Since Russia’s illegal actions in Ukraine began, the United States and NATO have made absolutely clear that the Article 5 collective defense guarantee to Allies is solid.  Through measures launched in the air, on land, and at sea, with contributions from all 28 Allies, we have bolstered deterrence, signaled resolve, and demonstrated our commitment to the security of Europe.  We will look to do even more at Wales, focusing on enhancing NATO’s ability to respond quickly to any crisis threatening Allied member states’ security, and extending reassurance activities as part of a persistent, rotational presence in NATO’s east.

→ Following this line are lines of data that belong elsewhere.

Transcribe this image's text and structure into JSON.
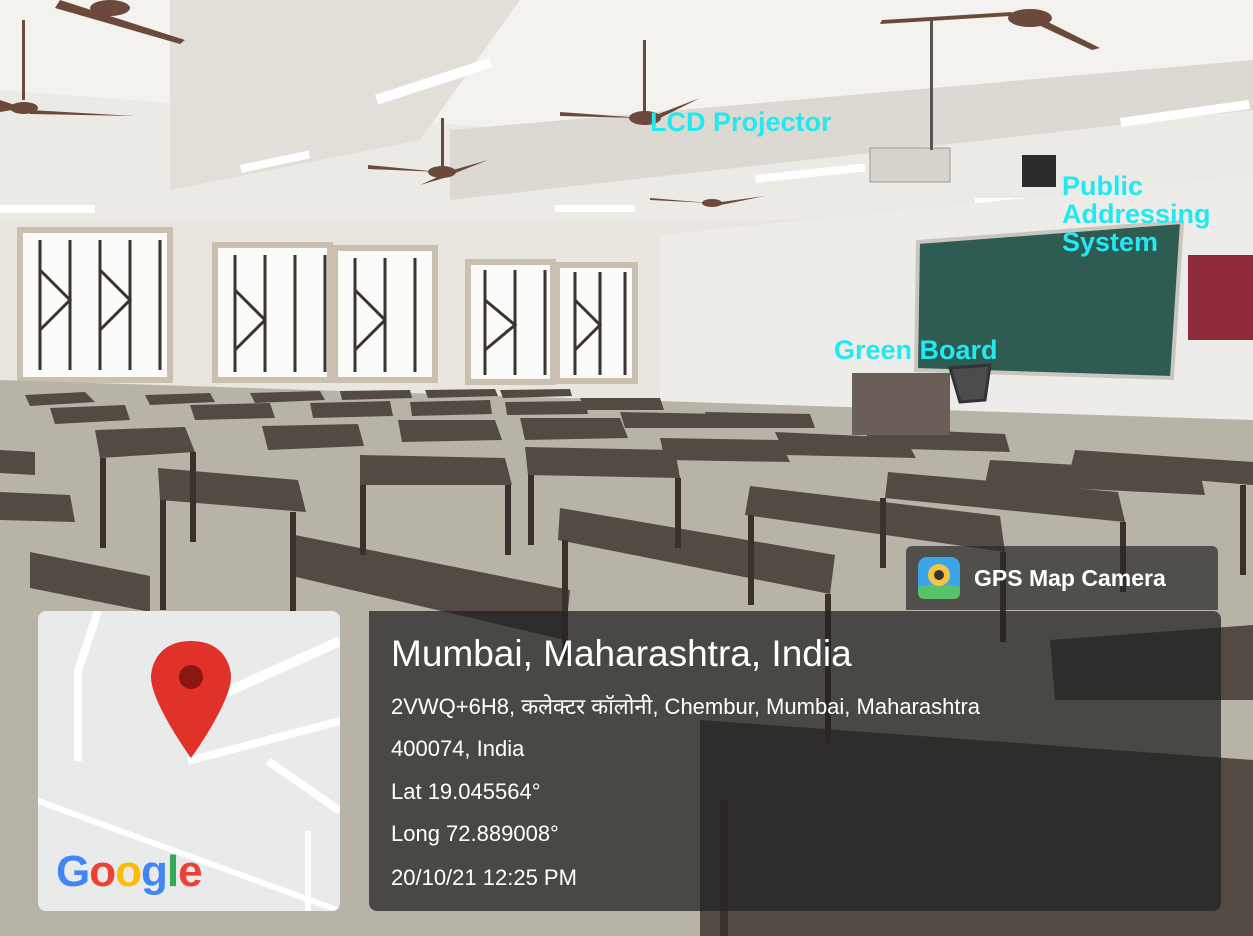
{
  "annotations": {
    "lcd_projector": "LCD Projector",
    "public_addressing": "Public\nAddressing\nSystem",
    "green_board": "Green Board"
  },
  "badge": {
    "app_name": "GPS Map Camera",
    "icon": "camera-pin-icon"
  },
  "map": {
    "logo_text": "Google",
    "pin_icon": "location-pin-icon"
  },
  "info": {
    "location_title": "Mumbai, Maharashtra, India",
    "address_line1": "2VWQ+6H8, कलेक्टर कॉलोनी, Chembur, Mumbai, Maharashtra",
    "address_line2": "400074, India",
    "latitude": "Lat 19.045564°",
    "longitude": "Long 72.889008°",
    "datetime": "20/10/21 12:25 PM"
  },
  "colors": {
    "annotation": "#22e8f0",
    "board": "#2e5b52",
    "pin": "#e0322a"
  }
}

We have made it clear that NATO condemns Russia’s attempted annexation of Crimea and its actions in violation of Ukraine’s sovereignty and territorial integrity.  At the April Foreign Ministerial, Allies decided to suspend all practical cooperation between NATO and Russia while remaining open to higher-level political dialogue.  At the Summit, Allies will reaffirm their April decision for the foreseeable future until Russia changes course, and call on Russia to honor its commitments under international law and the principles on which European security is based.  Allies will also reaffirm NATO’s long-standing partnership with Ukraine, and discuss with President Poroshenko plans to further develop Allied support.

Another key theme of the Wales Summit will be Afghanistan, as NATO and our Afghan partners look to the conclusion of ISAF operations on December 31, 2014.  The Summit will provide an opportunity to strengthen NATO’s Enduring Partnership with Afghanistan and to confirm NATO’s follow-on, non-combat, train, advise, and assist mission pending signature of the Bilateral Security Agreement and NATO-Afghanistan Status of Forces Agreement.  Through great sacrifice, ISAF has restored to the Afghan people control over their country’s future.  NATO will continue to stand with the Afghan people, proud to provide tools and training as the Afghans and their security forces provide the courage and will to succeed.

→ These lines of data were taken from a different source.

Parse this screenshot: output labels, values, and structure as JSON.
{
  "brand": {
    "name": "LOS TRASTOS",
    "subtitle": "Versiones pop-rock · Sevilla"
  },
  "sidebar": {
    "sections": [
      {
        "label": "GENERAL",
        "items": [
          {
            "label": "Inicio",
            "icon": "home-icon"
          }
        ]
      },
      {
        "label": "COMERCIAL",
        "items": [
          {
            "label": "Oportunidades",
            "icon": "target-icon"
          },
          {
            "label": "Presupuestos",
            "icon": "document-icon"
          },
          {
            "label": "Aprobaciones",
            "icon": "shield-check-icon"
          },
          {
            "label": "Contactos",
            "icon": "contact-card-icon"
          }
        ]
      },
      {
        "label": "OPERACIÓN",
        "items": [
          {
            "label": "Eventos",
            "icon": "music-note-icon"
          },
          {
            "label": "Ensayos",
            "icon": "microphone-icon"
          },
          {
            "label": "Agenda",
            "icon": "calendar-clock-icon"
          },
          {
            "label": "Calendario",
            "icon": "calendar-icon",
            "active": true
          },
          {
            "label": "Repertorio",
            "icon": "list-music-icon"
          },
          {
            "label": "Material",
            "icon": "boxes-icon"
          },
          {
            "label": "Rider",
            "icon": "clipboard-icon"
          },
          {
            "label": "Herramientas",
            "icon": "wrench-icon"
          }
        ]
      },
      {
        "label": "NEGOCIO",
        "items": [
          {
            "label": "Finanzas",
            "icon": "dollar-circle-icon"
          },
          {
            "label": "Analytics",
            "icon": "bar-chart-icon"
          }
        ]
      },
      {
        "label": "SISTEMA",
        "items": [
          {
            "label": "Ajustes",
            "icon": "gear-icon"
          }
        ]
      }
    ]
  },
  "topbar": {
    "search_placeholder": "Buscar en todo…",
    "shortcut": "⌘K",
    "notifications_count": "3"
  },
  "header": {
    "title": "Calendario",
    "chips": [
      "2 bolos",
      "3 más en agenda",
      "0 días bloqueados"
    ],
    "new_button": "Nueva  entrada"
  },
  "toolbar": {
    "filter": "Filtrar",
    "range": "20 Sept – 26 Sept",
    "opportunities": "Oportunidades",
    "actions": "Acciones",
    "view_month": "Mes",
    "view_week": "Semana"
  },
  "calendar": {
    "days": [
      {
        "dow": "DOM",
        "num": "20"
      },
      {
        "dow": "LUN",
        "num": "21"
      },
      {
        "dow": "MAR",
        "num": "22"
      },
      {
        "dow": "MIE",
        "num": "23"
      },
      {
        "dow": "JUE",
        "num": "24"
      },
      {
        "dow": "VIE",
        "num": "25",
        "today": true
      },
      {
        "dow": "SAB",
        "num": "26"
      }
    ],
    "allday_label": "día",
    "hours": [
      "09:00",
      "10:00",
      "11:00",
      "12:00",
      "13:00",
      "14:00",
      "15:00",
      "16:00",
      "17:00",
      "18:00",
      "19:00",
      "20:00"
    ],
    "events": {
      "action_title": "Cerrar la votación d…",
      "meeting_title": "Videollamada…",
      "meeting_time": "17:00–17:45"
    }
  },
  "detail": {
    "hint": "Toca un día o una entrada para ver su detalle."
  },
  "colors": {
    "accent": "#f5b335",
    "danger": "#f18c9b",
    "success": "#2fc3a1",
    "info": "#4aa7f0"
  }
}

The final Summit theme I want to mention today is partnerships – a theme particularly relevant to Macedonia.  At the Summit, NATO will express its gratitude to Macedonia and other non-member partners.  NATO recognizes and appreciates that Macedonia shares our values and stands with us, including on the battlefield.  NATO partners such as Macedonia provide significant support to the Alliance and contribute to training, education, and exercises.  We will recognize our partners’ commitments and reaffirm our own commitment to offer the training and other support that will help our partners with reform and modernization.  And we will work to encourage and further develop interactions with these nations and those that devote the most resources and political will to cooperation with NATO.

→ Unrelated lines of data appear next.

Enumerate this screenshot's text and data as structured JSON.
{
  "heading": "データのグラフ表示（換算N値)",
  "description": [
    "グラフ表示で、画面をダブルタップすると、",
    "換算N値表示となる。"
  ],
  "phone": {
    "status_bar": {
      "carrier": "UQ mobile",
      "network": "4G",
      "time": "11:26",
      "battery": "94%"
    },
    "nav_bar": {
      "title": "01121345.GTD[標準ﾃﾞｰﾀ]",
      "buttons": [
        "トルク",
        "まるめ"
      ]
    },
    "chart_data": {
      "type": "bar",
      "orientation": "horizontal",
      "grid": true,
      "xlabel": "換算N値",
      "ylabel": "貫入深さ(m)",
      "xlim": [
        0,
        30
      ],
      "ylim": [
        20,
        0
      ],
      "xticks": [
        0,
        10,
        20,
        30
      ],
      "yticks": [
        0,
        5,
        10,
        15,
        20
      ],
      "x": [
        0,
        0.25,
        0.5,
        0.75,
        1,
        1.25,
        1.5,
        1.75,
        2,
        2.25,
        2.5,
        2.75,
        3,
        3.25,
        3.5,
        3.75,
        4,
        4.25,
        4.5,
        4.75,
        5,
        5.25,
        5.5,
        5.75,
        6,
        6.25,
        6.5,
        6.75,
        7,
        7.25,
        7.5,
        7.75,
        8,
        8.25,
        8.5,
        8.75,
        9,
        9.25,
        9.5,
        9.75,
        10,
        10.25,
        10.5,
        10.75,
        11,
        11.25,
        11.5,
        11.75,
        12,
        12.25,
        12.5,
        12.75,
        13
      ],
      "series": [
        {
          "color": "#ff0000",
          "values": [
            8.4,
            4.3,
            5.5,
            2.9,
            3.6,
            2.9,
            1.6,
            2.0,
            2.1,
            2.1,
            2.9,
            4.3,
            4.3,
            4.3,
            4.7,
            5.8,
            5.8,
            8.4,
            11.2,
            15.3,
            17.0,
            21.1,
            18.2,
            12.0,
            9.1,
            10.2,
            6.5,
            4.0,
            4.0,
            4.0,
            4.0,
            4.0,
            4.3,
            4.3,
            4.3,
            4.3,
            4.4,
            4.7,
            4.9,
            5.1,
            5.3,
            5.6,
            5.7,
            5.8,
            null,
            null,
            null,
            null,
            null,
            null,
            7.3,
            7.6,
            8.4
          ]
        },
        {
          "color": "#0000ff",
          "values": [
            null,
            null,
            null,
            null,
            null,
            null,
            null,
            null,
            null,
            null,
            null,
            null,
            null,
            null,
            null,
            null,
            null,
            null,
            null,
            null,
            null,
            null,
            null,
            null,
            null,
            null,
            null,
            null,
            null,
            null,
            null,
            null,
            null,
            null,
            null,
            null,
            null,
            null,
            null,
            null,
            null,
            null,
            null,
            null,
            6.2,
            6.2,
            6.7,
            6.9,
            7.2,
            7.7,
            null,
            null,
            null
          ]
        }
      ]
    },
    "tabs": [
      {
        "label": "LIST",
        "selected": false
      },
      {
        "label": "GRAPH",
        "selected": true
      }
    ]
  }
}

For 65 years, NATO has safeguarded the freedom and security of its members, promoted democratic values, and helped ensure regional stability for the benefit of members and non-members alike.  The success of the Alliance depends upon the commitment of its member states and the cooperation and support of its valuable partners.  As President Obama said in Brussels last March,  “in a world of challenges that are increasingly global, all of us have an interest in nations stepping forward to play their part, to bear their share of the burden and to uphold international norms.”   We are grateful to Macedonia for stepping up and playing your part, and we look forward to continuing and strengthening your partnership with NATO.  

Thank you. 

 

 

 

Публикации

simulacija5